Back to the tale. So, whizzing through the loveliness we pressed on to make sure that we at least got further than where we had started. There are green lines, as you are probably aware, that run along the roads on any given map to indicate that a road is particularly scenic. I pity the roads in Norway that don’t warrant the green line—in any other country they would be the green-lined road. It’s hard to be a road in a land of spectacular roads—over-achievers! Our roads weren’t green but they were beautiful. They also mysteriously dried up of camping grounds and so we were getting desperate by the time we got to Skei.

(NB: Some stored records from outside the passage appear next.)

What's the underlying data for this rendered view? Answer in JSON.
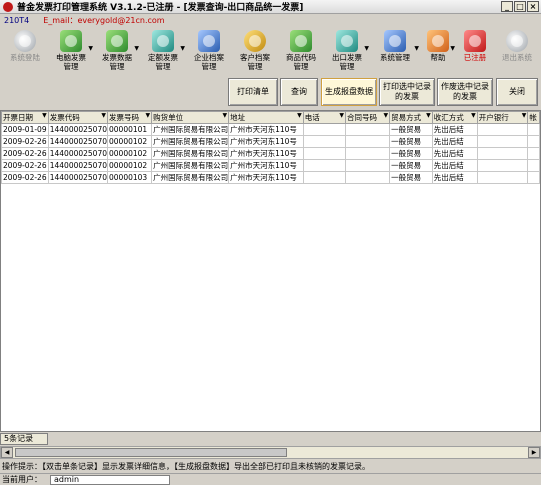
{
  "window": {
    "title": "普金发票打印管理系统 V3.1.2-已注册 - [发票查询-出口商品统一发票]",
    "minimize": "_",
    "maximize": "□",
    "close": "×"
  },
  "info": {
    "code": "210T4",
    "email": "E_mail：everygold@21cn.com"
  },
  "toolbar": {
    "items": [
      {
        "label": "系统登陆",
        "icon": "disc-icon"
      },
      {
        "label": "电脑发票\n管理",
        "icon": "invoice-icon"
      },
      {
        "label": "发票数据\n管理",
        "icon": "edit-icon"
      },
      {
        "label": "定额发票\n管理",
        "icon": "globe-icon"
      },
      {
        "label": "企业档案\n管理",
        "icon": "folder-icon"
      },
      {
        "label": "客户档案\n管理",
        "icon": "customer-icon"
      },
      {
        "label": "商品代码\n管理",
        "icon": "goods-icon"
      },
      {
        "label": "出口发票\n管理",
        "icon": "export-icon"
      },
      {
        "label": "系统管理",
        "icon": "tools-icon"
      },
      {
        "label": "帮助",
        "icon": "help-icon"
      },
      {
        "label": "已注册",
        "icon": "registered-icon"
      },
      {
        "label": "退出系统",
        "icon": "exit-icon"
      }
    ]
  },
  "actions": {
    "print_list": "打印清单",
    "query": "查询",
    "generate_report": "生成报盘数据",
    "print_selected": "打印选中记录\n的发票",
    "void_selected": "作废选中记录\n的发票",
    "close": "关闭"
  },
  "table": {
    "columns": [
      "开票日期",
      "发票代码",
      "发票号码",
      "购货单位",
      "地址",
      "电话",
      "合同号码",
      "贸易方式",
      "收汇方式",
      "开户银行",
      "帐"
    ],
    "rows": [
      [
        "2009-01-09",
        "144000025070",
        "00000101",
        "广州国际贸易有限公司",
        "广州市天河东110号",
        "",
        "",
        "一般贸易",
        "先出后结",
        "",
        ""
      ],
      [
        "2009-02-26",
        "144000025070",
        "00000102",
        "广州国际贸易有限公司",
        "广州市天河东110号",
        "",
        "",
        "一般贸易",
        "先出后结",
        "",
        ""
      ],
      [
        "2009-02-26",
        "144000025070",
        "00000102",
        "广州国际贸易有限公司",
        "广州市天河东110号",
        "",
        "",
        "一般贸易",
        "先出后结",
        "",
        ""
      ],
      [
        "2009-02-26",
        "144000025070",
        "00000102",
        "广州国际贸易有限公司",
        "广州市天河东110号",
        "",
        "",
        "一般贸易",
        "先出后结",
        "",
        ""
      ],
      [
        "2009-02-26",
        "144000025070",
        "00000103",
        "广州国际贸易有限公司",
        "广州市天河东110号",
        "",
        "",
        "一般贸易",
        "先出后结",
        "",
        ""
      ]
    ]
  },
  "record_count": "5条记录",
  "scroll_left": "◀",
  "scroll_right": "▶",
  "hint": "操作提示：【双击单条记录】显示发票详细信息，【生成报盘数据】导出全部已打印且未核销的发票记录。",
  "status": {
    "label": "当前用户：",
    "user": "admin"
  }
}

It’s the old issue of either camping close to where there is food to be had, or having food so that camping close to food is not necessary, but to get to food you need to be where food is to be had. We found food, and then we found camping. The huts were cheap and we got what we paid for. Tiny—not enough room to swing a pack. The inside was primer-coat pink and had a strange smell. The outside was slowly deteriorating in the weather and the wind caused by the passing trucks. But it was a roof, it had a porch for sipping a beer or a rose-flavoured (?) cider and it had clean bathrooms nearby. Home and a meal were found for the night.